> _Your task_
Please restate each entry below, word for word.

##### Source material #####

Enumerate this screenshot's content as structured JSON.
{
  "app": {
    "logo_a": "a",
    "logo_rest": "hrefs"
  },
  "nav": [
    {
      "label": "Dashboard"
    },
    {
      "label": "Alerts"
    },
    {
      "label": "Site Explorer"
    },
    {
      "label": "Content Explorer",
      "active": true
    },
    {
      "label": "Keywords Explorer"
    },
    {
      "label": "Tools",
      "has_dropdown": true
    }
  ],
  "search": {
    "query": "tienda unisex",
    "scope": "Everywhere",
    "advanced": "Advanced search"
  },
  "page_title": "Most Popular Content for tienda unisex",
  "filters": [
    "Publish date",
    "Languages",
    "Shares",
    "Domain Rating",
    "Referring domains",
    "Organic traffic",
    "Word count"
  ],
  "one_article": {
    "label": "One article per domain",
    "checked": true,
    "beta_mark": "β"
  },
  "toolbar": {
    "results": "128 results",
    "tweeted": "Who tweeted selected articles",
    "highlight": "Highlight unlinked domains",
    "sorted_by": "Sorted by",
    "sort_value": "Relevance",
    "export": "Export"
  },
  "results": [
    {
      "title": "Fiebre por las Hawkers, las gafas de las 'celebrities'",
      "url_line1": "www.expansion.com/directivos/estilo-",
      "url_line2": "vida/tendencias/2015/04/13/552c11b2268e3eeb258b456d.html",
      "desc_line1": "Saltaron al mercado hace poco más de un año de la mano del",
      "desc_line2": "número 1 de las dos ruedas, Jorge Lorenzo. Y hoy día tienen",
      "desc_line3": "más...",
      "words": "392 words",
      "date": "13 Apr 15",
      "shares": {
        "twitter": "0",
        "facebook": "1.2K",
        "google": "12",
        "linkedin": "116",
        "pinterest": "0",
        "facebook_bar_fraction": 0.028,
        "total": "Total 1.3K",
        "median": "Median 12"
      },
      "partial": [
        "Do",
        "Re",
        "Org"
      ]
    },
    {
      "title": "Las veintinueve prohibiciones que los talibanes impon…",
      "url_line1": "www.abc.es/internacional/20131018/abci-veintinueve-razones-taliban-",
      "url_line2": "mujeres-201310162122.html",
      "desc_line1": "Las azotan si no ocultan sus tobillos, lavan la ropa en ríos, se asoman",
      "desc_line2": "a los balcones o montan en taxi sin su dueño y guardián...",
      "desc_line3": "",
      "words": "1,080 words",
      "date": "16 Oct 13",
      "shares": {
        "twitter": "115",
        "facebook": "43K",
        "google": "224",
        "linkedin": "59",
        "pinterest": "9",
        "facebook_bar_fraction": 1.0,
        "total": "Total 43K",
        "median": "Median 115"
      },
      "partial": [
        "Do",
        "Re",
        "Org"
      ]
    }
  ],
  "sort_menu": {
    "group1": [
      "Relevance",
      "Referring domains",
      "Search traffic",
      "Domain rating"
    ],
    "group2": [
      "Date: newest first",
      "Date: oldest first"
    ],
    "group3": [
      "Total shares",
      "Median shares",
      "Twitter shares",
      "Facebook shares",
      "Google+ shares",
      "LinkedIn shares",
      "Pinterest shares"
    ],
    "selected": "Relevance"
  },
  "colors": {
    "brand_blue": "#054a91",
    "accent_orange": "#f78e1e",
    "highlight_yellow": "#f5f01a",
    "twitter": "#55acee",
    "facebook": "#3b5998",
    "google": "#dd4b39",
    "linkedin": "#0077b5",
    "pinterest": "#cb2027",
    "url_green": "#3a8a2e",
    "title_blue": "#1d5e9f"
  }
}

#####

> _Your solution_
Enumerate this screenshot's content as structured JSON.
{
  "app": {
    "logo_a": "a",
    "logo_rest": "hrefs"
  },
  "nav": [
    {
      "label": "Dashboard"
    },
    {
      "label": "Alerts"
    },
    {
      "label": "Site Explorer"
    },
    {
      "label": "Content Explorer",
      "active": true
    },
    {
      "label": "Keywords Explorer"
    },
    {
      "label": "Tools",
      "has_dropdown": true
    }
  ],
  "search": {
    "query": "tienda unisex",
    "scope": "Everywhere",
    "advanced": "Advanced search"
  },
  "page_title": "Most Popular Content for tienda unisex",
  "filters": [
    "Publish date",
    "Languages",
    "Shares",
    "Domain Rating",
    "Referring domains",
    "Organic traffic",
    "Word count"
  ],
  "one_article": {
    "label": "One article per domain",
    "checked": true,
    "beta_mark": "β"
  },
  "toolbar": {
    "results": "128 results",
    "tweeted": "Who tweeted selected articles",
    "highlight": "Highlight unlinked domains",
    "sorted_by": "Sorted by",
    "sort_value": "Relevance",
    "export": "Export"
  },
  "results": [
    {
      "title": "Fiebre por las Hawkers, las gafas de las 'celebrities'",
      "url_line1": "www.expansion.com/directivos/estilo-",
      "url_line2": "vida/tendencias/2015/04/13/552c11b2268e3eeb258b456d.html",
      "desc_line1": "Saltaron al mercado hace poco más de un año de la mano del",
      "desc_line2": "número 1 de las dos ruedas, Jorge Lorenzo. Y hoy día tienen",
      "desc_line3": "más...",
      "words": "392 words",
      "date": "13 Apr 15",
      "shares": {
        "twitter": "0",
        "facebook": "1.2K",
        "google": "12",
        "linkedin": "116",
        "pinterest": "0",
        "facebook_bar_fraction": 0.028,
        "total": "Total 1.3K",
        "median": "Median 12"
      },
      "partial": [
        "Do",
        "Re",
        "Org"
      ]
    },
    {
      "title": "Las veintinueve prohibiciones que los talibanes impon…",
      "url_line1": "www.abc.es/internacional/20131018/abci-veintinueve-razones-taliban-",
      "url_line2": "mujeres-201310162122.html",
      "desc_line1": "Las azotan si no ocultan sus tobillos, lavan la ropa en ríos, se asoman",
      "desc_line2": "a los balcones o montan en taxi sin su dueño y guardián...",
      "desc_line3": "",
      "words": "1,080 words",
      "date": "16 Oct 13",
      "shares": {
        "twitter": "115",
        "facebook": "43K",
        "google": "224",
        "linkedin": "59",
        "pinterest": "9",
        "facebook_bar_fraction": 1.0,
        "total": "Total 43K",
        "median": "Median 115"
      },
      "partial": [
        "Do",
        "Re",
        "Org"
      ]
    }
  ],
  "sort_menu": {
    "group1": [
      "Relevance",
      "Referring domains",
      "Search traffic",
      "Domain rating"
    ],
    "group2": [
      "Date: newest first",
      "Date: oldest first"
    ],
    "group3": [
      "Total shares",
      "Median shares",
      "Twitter shares",
      "Facebook shares",
      "Google+ shares",
      "LinkedIn shares",
      "Pinterest shares"
    ],
    "selected": "Relevance"
  },
  "colors": {
    "brand_blue": "#054a91",
    "accent_orange": "#f78e1e",
    "highlight_yellow": "#f5f01a",
    "twitter": "#55acee",
    "facebook": "#3b5998",
    "google": "#dd4b39",
    "linkedin": "#0077b5",
    "pinterest": "#cb2027",
    "url_green": "#3a8a2e",
    "title_blue": "#1d5e9f"
  }
}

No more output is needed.